We were based at the hospital’s School of Nursing, a block of four classrooms (perfect for group sessions) with a larger room used as the main lecture area. I was introduced to the course faculty, a group of 11 UK and Zambian anaesthetists including two MMeds, Masuzyo Zyambo and Ushmaben Patel, based at the University Teaching Hospital in Lusaka. Over the week I came to know this dynamic group better – learning more about their backgrounds, what drew them to this specialty and their motivations for supporting Lifebox’s work. Consultant anaesthetist Papari Deka, who had been working in Zambia for a year, summarised: she was, simply, “keen to impart my knowledge to train anaesthetic providers to go out into Zambia and practice safe anaesthesia.”
Over 20 COAs attended our Ndola workshop, travelling from across the Copperbelt region and beyond. For many of them this was a rare opportunity to receive refresher training and a pulse oximeter.
“This would actually make a difference, and would help save many lives.”
Chilala Hakayobe, Namwala Hospital. Delegate at the Ndola workshop.
Throughout the week I attended various sessions led by the faculty and witnessed practical demonstrations of pulse oximeter use, checklist discussions and role-play focused on supporting expectant mothers. This was particularly significant as the majority of the surgeries that these anaesthesia providers attend are obstetric. Keguin Chifunda, a delegate from Arthur Davidson Children’s Hospital stressed the importance of receiving refresher training as it provides, “the latest information on the management of obstetric cases and neonatal resuscitation.”
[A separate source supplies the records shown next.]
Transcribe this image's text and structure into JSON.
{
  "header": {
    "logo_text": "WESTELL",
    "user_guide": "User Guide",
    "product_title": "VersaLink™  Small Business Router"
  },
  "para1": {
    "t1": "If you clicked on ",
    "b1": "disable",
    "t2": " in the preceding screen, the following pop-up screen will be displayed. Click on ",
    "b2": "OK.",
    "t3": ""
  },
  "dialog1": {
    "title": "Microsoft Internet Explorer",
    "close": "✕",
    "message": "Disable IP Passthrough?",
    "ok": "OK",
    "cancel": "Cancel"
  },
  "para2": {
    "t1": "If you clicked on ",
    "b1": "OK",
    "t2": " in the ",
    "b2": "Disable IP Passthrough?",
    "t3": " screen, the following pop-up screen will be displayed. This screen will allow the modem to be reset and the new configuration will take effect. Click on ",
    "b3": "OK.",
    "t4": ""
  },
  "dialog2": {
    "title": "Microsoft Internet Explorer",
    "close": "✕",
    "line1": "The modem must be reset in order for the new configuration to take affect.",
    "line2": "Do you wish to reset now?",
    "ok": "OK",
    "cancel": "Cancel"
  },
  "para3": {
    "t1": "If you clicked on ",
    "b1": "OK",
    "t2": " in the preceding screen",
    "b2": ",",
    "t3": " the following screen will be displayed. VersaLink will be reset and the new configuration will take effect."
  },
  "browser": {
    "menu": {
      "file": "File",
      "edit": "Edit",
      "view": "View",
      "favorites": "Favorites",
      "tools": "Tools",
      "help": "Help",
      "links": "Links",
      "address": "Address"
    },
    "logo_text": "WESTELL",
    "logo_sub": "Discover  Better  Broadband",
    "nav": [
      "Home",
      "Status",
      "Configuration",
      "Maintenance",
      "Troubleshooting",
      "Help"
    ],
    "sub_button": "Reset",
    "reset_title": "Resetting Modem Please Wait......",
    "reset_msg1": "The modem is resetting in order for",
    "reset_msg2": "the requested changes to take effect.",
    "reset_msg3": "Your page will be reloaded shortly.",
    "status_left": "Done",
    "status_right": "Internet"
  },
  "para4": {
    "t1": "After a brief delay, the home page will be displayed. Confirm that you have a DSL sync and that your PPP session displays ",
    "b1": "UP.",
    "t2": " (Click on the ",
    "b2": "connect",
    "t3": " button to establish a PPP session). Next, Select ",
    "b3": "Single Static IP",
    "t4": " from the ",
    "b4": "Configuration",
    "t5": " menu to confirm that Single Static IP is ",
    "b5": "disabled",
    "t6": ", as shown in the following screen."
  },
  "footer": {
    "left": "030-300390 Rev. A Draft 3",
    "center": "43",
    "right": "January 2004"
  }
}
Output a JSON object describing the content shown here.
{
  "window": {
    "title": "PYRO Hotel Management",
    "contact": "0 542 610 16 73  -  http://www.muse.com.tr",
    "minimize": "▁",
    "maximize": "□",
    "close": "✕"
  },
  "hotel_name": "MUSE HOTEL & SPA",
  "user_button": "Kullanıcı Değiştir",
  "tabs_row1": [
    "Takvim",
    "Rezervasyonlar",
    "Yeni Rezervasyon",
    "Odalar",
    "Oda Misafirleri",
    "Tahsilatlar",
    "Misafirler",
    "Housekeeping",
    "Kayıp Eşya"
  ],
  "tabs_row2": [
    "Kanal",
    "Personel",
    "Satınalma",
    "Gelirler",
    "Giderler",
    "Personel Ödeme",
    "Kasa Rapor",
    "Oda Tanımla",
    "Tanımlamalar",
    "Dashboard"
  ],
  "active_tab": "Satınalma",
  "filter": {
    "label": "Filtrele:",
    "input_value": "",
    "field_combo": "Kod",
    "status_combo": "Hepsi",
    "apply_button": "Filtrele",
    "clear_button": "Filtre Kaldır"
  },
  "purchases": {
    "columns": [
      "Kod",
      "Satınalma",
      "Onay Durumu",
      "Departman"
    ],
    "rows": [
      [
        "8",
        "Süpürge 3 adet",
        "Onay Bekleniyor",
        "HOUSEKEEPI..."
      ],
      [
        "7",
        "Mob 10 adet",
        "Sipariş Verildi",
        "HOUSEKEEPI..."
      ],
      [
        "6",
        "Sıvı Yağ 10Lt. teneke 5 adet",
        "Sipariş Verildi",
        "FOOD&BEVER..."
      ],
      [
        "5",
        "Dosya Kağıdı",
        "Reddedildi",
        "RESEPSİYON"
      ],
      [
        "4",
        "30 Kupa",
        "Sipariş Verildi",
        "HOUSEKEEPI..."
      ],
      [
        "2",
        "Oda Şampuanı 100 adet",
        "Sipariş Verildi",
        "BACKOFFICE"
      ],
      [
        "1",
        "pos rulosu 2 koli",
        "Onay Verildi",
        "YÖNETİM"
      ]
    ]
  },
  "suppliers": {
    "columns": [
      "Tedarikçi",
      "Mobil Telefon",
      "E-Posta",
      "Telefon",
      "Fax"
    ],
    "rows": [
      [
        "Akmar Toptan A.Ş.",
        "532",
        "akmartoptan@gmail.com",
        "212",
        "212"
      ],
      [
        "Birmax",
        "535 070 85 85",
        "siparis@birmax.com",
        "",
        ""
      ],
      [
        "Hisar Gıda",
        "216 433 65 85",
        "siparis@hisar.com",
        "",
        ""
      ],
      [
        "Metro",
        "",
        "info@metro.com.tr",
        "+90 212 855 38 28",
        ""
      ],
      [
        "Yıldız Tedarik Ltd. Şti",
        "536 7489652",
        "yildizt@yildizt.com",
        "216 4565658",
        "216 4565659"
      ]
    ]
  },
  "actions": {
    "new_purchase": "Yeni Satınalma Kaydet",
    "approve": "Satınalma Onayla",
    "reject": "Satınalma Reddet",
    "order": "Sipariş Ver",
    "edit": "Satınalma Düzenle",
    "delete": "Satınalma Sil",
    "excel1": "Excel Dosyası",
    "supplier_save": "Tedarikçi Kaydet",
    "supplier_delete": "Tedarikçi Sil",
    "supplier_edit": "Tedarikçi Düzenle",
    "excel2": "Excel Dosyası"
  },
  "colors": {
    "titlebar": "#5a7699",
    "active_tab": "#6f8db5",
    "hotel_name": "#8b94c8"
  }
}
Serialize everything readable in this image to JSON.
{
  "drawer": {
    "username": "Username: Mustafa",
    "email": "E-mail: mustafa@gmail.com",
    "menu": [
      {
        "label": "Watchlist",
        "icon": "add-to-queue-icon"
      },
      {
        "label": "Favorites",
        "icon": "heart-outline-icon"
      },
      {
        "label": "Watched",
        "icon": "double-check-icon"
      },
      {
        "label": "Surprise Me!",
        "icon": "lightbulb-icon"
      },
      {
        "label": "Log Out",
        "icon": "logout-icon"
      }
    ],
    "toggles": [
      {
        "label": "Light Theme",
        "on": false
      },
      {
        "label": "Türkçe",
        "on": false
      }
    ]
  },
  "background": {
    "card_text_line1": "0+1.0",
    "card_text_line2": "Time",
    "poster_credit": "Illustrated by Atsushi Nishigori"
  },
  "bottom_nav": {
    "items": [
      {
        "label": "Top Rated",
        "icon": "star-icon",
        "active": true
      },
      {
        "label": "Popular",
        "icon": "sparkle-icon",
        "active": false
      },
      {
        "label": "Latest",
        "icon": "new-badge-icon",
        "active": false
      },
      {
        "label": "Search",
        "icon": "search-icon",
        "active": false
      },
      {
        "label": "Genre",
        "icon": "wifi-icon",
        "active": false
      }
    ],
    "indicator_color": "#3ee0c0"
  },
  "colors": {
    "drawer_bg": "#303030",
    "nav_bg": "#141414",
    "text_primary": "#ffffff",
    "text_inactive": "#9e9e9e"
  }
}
Although my time in Zambia was brief it really informed my understanding of what it means to support colleagues on the front line of surgical care in their communities. This workshop was a collaborative effort supported by different groups and individuals all with the goal to help improve surgical safety in Zambia. Thanks to funding from the Ministry of Health and support from the AAGBI, Lifebox distributed 33 pulse oximeters and equipped 21 anaesthesia providers with the skills and knowledge to provide better anaesthesia care to their patients.
So what have I learnt over the last 18 months in my role at Lifebox? It was and is clear to me that partnerships are crucial to making safe surgery and anaesthesia a global reality. From our Ndola dream team who use the very oximeters we distribute, to our group here at Lifebox, chaired by renowned surgeon Atul Gawande. Surgery and anaesthesia are vital to global health, and ensuring access to safe, affordable care for those in need takes team work.
Photos: Kristopher Anderson, Lauren Anders Brown, Luca Koritsanszky, Sandra Leal & Sandra de Izquierdo. Patient images taken with consent.